_ACTION ITEM_
In the entries that follow, find each line with the word "AGÊNCIA" and copy it.

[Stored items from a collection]
------------------------------------------------------------------------

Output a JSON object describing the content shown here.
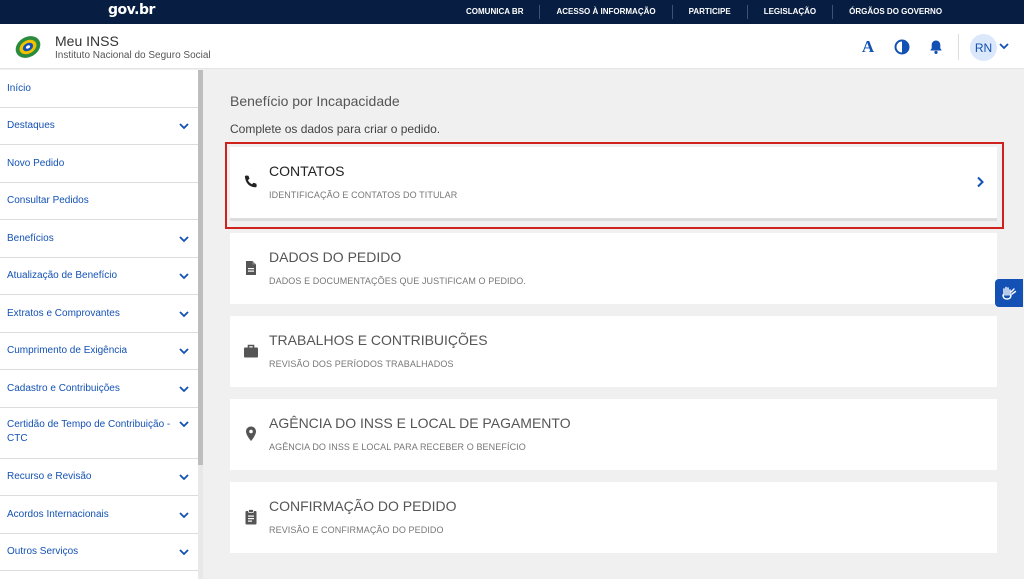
{
  "govbar": {
    "logo": "gov.br",
    "links": [
      "COMUNICA BR",
      "ACESSO À INFORMAÇÃO",
      "PARTICIPE",
      "LEGISLAÇÃO",
      "ÓRGÃOS DO GOVERNO"
    ]
  },
  "header": {
    "title": "Meu INSS",
    "subtitle": "Instituto Nacional do Seguro Social",
    "font_button": "A",
    "avatar_initials": "RN"
  },
  "sidebar": {
    "items": [
      {
        "label": "Início",
        "has_submenu": false
      },
      {
        "label": "Destaques",
        "has_submenu": true
      },
      {
        "label": "Novo Pedido",
        "has_submenu": false
      },
      {
        "label": "Consultar Pedidos",
        "has_submenu": false
      },
      {
        "label": "Benefícios",
        "has_submenu": true
      },
      {
        "label": "Atualização de Benefício",
        "has_submenu": true
      },
      {
        "label": "Extratos e Comprovantes",
        "has_submenu": true
      },
      {
        "label": "Cumprimento de Exigência",
        "has_submenu": true
      },
      {
        "label": "Cadastro e Contribuições",
        "has_submenu": true
      },
      {
        "label": "Certidão de Tempo de Contribuição - CTC",
        "has_submenu": true
      },
      {
        "label": "Recurso e Revisão",
        "has_submenu": true
      },
      {
        "label": "Acordos Internacionais",
        "has_submenu": true
      },
      {
        "label": "Outros Serviços",
        "has_submenu": true
      }
    ]
  },
  "main": {
    "title": "Benefício por Incapacidade",
    "subtitle": "Complete os dados para criar o pedido.",
    "steps": [
      {
        "title": "CONTATOS",
        "description": "IDENTIFICAÇÃO E CONTATOS DO TITULAR",
        "icon": "phone-icon",
        "active": true
      },
      {
        "title": "DADOS DO PEDIDO",
        "description": "DADOS E DOCUMENTAÇÕES QUE JUSTIFICAM O PEDIDO.",
        "icon": "document-icon",
        "active": false
      },
      {
        "title": "TRABALHOS E CONTRIBUIÇÕES",
        "description": "REVISÃO DOS PERÍODOS TRABALHADOS",
        "icon": "briefcase-icon",
        "active": false
      },
      {
        "title": "AGÊNCIA DO INSS E LOCAL DE PAGAMENTO",
        "description": "AGÊNCIA DO INSS E LOCAL PARA RECEBER O BENEFÍCIO",
        "icon": "location-pin-icon",
        "active": false
      },
      {
        "title": "CONFIRMAÇÃO DO PEDIDO",
        "description": "REVISÃO E CONFIRMAÇÃO DO PEDIDO",
        "icon": "clipboard-icon",
        "active": false
      }
    ]
  },
  "colors": {
    "govbar_bg": "#071d41",
    "primary_blue": "#1351b4",
    "highlight_red": "#d0221c"
  }
}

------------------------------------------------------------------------

_OUTPUT_
        "title": "AGÊNCIA DO INSS E LOCAL DE PAGAMENTO",
        "description": "AGÊNCIA DO INSS E LOCAL PARA RECEBER O BENEFÍCIO",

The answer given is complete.